#### [Problem statement]
Every line below that has "your" in it should be copied.

#### [Data records]
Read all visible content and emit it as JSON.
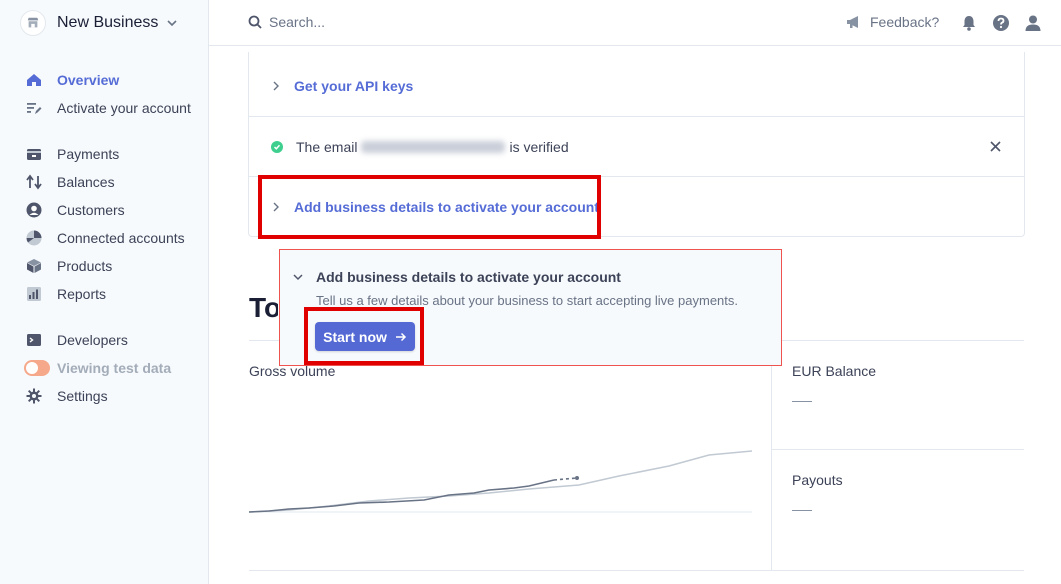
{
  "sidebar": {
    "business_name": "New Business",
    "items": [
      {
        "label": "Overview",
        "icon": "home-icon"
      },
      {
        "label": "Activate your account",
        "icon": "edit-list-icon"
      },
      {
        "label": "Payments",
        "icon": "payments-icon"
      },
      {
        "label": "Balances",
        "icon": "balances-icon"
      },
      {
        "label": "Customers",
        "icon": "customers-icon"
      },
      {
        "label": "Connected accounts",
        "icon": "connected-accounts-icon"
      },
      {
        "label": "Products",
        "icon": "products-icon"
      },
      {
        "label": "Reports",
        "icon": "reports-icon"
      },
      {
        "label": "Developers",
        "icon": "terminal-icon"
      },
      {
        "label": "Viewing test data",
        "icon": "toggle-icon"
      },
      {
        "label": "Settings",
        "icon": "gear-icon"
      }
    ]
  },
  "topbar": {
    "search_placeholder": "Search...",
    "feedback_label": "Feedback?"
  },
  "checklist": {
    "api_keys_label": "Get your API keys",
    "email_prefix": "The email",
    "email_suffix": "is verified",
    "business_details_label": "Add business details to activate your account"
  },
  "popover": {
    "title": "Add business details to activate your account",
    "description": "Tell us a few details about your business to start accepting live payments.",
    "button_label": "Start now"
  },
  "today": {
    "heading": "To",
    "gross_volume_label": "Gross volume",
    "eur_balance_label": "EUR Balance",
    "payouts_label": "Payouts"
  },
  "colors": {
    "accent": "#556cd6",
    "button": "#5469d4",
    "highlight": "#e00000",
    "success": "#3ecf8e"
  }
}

#### [Task output]
        "label": "Activate your account",
    "api_keys_label": "Get your API keys",
    "business_details_label": "Add business details to activate your account"
    "title": "Add business details to activate your account",
    "description": "Tell us a few details about your business to start accepting live payments.",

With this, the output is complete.